Much to my own chagrin, I woke up this past Sunday morning at 5am and drove out to Skunk's Misery. (For all the non-birders out there... don't laugh!). What would make a sane person do such a thing? The chance to see a Pilleated Woodpecker. Or almost as incredible, to see a Cerulean Warbler. The Ontario Field Ornithologists (OFO) had a group trip planned so I figured I would join them.
The trip started at 7am and the group leaders gave abit of history and geography of the local area. The leaders then asked if there were any species of interest, and promptly stated "Pilleated Woodpecker"... the leader then stated that I was in luck, I've already seen one then pointed at his hat... (Wah - Whannn).
We then drove for a few minutes in a birders cavalcade to a tract of forest and we stopped to look at wild turkeys. They eluded us, but off in the distance of the forest we heard several young Pilleated woodpeckers calling. I really wish we could have went to see them, but the group leader stopped moving through the forest when we encountered a man made ditch that was not easily passable.
One clearing of forest offered views of:
Chestnut Sided Warbler
We then went to look for a Broad Winged Hawk nest but we could not find it. A racoon may have gotten to it. Next we visited another tract that was most promising to see Cerulean Warbler and the endangered Acadian Flycatcher. Both were heard by our group leader, but the Cerulean was making itself a little more present by singing from the tops of very high and densely leaved trees. One pishing session at this point attracted a loud and curious Tufted Titmouse.
Regarding my life list, I can`t really add a bird that I heard... So I will save the Pilleated & Cerulean for another time. I heard there was a breeding pair at the Pinery but of course, if I go next week, they will be gone. (speaking of my life list, I have moved from about 80 species in 2009 to 174 (Total) in 2010 so far. That's pretty incredible. All 174 on my life list are decently photographed as well.
One of the last tracts of forest that we walked through gave some nice views of a Scarlet Tanager and an Eastern Wood Peewee.
At about 11:30AM, I decided to head home. I had not really eaten breakfast... I was exhausted. Somehow though, I figured I might have a faint chance of seeing a bittern at St Clair NWA. So, I drove into that strange area of land (Pain Court Ontario) ... but I was just too tired to go beyond the bridge on their ``Nature Path``. I just saw your typical RW Blackbirds, I saw one GB Heron and an Eastern Kingbird.

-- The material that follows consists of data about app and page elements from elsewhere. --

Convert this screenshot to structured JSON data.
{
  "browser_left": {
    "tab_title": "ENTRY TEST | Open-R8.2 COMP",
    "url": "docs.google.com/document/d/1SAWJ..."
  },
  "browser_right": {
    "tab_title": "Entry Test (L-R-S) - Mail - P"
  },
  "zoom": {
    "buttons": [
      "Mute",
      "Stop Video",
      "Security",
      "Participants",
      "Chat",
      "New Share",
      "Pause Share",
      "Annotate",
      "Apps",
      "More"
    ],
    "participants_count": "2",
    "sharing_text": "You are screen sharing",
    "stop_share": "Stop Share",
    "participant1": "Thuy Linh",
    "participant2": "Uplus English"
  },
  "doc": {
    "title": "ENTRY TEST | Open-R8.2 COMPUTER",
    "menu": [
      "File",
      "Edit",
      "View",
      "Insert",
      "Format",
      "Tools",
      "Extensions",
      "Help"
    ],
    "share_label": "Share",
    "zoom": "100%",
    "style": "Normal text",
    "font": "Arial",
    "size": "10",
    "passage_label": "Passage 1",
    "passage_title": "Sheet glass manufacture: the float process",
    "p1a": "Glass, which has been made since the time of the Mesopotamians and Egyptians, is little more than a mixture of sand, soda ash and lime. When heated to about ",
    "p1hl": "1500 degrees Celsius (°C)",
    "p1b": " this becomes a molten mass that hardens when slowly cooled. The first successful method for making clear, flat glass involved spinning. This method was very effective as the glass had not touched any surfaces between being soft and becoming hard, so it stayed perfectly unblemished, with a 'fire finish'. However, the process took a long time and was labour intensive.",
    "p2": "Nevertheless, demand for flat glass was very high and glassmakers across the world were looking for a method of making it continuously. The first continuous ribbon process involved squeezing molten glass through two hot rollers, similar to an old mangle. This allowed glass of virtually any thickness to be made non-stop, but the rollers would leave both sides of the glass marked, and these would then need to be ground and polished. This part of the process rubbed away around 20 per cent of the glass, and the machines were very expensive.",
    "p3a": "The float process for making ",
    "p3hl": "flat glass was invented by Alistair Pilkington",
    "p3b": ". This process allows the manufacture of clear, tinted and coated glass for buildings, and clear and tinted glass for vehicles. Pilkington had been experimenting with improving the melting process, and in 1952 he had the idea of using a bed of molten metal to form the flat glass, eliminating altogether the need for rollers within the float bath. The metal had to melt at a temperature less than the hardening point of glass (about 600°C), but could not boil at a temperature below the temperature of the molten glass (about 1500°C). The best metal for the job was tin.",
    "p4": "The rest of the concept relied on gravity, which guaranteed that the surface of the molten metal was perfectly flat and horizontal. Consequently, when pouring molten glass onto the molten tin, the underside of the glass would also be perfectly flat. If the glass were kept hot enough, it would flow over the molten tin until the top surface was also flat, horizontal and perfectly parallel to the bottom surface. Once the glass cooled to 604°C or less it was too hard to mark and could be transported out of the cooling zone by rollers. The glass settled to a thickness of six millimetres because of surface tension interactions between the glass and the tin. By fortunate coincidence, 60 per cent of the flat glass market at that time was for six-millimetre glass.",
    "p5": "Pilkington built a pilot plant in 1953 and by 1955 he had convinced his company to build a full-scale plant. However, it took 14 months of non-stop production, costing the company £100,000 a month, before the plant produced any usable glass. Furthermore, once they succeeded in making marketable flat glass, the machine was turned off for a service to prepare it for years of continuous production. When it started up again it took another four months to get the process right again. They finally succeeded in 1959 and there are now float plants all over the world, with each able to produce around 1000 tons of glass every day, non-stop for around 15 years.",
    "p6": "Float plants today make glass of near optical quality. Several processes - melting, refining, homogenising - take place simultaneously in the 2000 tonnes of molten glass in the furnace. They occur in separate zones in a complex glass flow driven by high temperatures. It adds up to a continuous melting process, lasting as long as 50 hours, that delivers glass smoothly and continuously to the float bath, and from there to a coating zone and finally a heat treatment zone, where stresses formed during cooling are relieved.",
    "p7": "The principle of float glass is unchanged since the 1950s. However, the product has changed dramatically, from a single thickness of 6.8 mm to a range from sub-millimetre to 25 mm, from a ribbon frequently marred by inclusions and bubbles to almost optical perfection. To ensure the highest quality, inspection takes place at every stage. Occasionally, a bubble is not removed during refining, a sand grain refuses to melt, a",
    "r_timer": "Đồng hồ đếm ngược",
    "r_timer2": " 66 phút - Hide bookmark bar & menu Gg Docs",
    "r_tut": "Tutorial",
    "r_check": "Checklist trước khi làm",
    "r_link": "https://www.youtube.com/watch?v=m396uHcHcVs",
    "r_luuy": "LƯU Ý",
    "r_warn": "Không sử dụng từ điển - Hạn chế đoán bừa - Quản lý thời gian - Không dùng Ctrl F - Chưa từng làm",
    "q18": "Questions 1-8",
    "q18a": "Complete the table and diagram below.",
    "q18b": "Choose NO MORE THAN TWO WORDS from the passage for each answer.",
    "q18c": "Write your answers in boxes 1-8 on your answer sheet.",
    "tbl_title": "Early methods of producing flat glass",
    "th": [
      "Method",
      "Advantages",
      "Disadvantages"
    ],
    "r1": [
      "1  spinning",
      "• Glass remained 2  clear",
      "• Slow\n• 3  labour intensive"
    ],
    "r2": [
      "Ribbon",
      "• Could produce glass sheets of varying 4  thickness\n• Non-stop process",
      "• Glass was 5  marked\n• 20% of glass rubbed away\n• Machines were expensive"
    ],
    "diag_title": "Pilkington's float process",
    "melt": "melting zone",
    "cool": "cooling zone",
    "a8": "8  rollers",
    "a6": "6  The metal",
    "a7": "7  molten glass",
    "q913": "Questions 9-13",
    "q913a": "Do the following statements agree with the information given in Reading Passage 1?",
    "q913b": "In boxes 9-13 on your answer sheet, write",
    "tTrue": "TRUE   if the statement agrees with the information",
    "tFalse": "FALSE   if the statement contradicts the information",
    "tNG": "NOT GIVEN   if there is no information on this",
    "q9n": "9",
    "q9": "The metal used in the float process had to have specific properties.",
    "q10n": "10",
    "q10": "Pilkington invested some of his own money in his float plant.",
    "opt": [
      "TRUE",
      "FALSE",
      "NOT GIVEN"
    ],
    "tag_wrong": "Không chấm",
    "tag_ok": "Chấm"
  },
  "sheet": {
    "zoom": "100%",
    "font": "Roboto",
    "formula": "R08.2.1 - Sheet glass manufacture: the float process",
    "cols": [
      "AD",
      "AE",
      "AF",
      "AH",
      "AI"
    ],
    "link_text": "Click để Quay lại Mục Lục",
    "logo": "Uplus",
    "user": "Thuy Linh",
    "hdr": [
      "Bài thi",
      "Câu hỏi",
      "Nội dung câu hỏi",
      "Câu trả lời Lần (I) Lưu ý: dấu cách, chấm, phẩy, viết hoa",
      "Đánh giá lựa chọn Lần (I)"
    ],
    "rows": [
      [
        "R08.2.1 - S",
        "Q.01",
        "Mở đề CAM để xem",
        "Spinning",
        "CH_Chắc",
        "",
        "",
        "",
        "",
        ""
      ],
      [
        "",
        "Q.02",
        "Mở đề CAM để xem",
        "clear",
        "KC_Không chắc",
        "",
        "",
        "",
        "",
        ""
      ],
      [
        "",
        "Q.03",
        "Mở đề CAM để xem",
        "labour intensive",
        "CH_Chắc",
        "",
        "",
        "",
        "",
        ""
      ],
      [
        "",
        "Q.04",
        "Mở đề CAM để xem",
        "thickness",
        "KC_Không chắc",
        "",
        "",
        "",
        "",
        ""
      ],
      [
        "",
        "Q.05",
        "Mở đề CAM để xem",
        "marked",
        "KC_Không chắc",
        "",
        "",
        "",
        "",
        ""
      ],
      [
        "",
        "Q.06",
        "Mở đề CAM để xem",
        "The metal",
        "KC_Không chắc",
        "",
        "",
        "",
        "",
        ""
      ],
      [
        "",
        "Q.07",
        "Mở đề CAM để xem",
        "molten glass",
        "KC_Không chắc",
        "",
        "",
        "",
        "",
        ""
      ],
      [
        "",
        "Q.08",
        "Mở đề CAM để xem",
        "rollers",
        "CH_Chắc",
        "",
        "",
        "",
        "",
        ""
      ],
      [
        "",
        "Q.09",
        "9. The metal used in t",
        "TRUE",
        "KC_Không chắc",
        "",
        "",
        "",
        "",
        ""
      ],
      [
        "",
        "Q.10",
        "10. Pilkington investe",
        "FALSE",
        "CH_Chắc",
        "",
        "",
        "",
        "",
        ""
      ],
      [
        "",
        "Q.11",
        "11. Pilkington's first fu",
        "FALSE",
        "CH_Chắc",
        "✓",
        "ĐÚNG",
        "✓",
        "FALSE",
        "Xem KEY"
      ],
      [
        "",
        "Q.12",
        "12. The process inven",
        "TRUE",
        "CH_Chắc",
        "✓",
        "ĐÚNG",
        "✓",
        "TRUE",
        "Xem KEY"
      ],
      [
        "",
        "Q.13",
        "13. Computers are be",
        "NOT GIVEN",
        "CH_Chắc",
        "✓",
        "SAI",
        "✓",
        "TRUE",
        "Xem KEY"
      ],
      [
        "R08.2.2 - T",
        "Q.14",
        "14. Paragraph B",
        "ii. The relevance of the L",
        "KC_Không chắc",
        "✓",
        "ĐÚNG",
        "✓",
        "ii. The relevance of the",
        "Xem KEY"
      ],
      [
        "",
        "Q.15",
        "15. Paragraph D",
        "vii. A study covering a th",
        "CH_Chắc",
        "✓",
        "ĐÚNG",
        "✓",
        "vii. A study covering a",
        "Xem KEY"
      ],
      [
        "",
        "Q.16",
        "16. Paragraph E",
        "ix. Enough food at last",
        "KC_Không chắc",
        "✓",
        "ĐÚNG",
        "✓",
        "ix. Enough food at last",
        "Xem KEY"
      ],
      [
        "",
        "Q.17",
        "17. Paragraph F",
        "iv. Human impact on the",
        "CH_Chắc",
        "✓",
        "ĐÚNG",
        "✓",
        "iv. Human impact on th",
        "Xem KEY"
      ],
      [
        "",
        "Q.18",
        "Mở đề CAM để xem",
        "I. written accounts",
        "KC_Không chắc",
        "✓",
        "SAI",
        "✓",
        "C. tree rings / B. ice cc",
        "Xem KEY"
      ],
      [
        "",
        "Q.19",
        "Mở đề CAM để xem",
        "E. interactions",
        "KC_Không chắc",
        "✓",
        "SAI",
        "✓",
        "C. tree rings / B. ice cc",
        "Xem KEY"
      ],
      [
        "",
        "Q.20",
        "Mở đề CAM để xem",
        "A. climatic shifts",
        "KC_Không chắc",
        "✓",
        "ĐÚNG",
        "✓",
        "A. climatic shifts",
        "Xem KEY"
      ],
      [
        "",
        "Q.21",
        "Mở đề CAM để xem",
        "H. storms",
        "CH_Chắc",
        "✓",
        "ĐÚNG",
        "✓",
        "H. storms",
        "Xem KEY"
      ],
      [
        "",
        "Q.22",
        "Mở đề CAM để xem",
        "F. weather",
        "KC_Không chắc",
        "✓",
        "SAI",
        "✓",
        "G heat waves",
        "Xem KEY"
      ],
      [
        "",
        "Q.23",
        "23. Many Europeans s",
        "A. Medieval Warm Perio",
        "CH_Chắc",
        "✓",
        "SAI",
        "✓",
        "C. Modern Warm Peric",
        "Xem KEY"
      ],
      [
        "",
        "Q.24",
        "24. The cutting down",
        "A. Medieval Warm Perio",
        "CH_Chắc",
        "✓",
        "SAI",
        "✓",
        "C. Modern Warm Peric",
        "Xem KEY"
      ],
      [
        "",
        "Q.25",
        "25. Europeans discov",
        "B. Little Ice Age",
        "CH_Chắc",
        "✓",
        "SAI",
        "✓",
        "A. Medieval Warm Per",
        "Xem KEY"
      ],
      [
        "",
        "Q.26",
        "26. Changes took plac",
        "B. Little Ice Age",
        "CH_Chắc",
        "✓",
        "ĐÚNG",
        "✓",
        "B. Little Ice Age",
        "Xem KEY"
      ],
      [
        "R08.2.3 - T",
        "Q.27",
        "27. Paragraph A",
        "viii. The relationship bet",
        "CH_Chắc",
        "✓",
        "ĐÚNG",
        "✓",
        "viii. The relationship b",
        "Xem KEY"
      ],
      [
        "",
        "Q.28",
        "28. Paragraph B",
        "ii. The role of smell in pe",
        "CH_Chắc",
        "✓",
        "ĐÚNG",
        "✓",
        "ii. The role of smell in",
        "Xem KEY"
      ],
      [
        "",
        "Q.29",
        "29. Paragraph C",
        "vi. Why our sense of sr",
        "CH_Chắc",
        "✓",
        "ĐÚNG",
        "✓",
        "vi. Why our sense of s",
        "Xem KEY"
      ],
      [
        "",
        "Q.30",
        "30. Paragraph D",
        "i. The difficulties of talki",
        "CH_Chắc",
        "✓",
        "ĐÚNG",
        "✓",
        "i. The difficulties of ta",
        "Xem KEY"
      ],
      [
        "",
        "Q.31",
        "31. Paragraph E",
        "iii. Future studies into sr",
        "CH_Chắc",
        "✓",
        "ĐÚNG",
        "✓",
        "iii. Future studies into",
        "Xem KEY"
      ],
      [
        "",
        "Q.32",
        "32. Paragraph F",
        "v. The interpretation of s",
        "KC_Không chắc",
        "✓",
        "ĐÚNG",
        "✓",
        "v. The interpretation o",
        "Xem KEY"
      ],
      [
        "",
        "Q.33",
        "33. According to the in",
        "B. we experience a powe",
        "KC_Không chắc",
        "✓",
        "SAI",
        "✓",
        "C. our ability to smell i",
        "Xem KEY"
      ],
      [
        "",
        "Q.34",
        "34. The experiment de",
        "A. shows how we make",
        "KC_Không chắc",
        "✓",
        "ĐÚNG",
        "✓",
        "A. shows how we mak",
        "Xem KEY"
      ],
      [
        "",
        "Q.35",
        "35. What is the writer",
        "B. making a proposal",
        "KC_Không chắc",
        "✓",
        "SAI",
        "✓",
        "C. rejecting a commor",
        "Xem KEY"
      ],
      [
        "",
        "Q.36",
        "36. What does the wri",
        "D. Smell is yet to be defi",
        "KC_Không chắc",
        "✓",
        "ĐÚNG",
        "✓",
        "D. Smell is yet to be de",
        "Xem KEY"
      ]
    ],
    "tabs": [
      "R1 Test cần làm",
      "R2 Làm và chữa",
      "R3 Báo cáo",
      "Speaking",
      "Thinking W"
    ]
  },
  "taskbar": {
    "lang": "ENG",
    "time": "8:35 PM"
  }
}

For all the driving and effort I made, I was hoping to see a little more, but that's how birding goes. Somedays you get to see alot, other times ... not so much.